INSTRUCTIONS FOR THE TASK
Where does the word "then" show up in the data? Please find each such line and copy it.
*** GIVEN INFORMATION ***
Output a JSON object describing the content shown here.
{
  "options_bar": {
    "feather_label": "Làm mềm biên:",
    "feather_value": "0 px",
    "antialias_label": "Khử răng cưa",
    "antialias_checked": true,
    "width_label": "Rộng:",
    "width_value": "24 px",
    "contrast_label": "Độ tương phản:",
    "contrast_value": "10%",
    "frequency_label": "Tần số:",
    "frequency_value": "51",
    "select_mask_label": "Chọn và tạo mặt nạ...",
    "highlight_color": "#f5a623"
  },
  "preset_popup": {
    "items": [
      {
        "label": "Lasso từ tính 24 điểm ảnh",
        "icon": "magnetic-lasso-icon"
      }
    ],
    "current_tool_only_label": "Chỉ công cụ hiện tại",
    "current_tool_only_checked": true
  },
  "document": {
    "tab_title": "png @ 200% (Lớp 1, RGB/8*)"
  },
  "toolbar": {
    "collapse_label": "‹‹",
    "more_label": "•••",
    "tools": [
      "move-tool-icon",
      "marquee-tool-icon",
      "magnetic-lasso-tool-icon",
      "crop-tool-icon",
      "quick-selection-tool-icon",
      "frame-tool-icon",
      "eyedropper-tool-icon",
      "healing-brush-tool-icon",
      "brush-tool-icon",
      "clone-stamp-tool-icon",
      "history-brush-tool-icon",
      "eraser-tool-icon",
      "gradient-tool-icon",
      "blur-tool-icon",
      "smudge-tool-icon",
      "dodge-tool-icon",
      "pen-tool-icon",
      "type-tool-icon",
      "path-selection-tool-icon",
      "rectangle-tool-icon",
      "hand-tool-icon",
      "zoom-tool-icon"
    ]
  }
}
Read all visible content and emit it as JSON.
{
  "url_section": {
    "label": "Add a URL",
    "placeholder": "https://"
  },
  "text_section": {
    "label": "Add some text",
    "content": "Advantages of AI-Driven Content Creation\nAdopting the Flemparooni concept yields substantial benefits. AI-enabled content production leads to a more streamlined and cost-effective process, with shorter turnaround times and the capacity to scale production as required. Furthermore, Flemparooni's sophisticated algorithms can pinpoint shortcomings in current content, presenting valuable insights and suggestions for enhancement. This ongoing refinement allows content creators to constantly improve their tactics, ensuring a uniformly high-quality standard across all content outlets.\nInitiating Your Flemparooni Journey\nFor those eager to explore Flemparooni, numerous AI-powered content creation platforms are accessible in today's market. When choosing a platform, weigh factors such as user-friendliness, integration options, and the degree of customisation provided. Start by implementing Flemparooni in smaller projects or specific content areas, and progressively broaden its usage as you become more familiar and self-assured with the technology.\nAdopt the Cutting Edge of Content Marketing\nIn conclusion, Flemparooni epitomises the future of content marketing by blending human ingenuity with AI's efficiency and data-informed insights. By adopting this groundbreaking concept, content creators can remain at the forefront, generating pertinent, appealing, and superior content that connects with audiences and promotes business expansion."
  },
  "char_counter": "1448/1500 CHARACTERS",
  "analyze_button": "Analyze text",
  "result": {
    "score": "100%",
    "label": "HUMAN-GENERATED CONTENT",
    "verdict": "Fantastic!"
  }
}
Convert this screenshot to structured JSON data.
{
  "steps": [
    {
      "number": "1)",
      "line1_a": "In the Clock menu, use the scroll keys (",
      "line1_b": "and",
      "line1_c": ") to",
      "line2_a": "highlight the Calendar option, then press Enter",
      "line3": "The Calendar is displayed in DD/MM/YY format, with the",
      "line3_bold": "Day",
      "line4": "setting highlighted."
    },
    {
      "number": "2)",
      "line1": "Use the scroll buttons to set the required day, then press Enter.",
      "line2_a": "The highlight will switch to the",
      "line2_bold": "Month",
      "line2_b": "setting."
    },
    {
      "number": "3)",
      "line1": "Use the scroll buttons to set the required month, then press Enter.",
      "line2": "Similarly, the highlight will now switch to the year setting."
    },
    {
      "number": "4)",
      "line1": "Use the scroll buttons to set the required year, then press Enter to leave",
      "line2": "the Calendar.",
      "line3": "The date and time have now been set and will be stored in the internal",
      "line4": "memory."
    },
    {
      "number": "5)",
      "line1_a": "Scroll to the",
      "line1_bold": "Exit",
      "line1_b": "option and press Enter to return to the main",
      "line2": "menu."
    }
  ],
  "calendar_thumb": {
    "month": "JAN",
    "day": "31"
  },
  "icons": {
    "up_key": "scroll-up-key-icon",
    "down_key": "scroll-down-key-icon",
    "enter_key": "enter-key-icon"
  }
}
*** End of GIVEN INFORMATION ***
ANSWER TO THIS TASK
      "line2_a": "highlight the Calendar option, then press Enter",
      "line1": "Use the scroll buttons to set the required day, then press Enter.",
      "line1": "Use the scroll buttons to set the required month, then press Enter.",
      "line1": "Use the scroll buttons to set the required year, then press Enter to leave",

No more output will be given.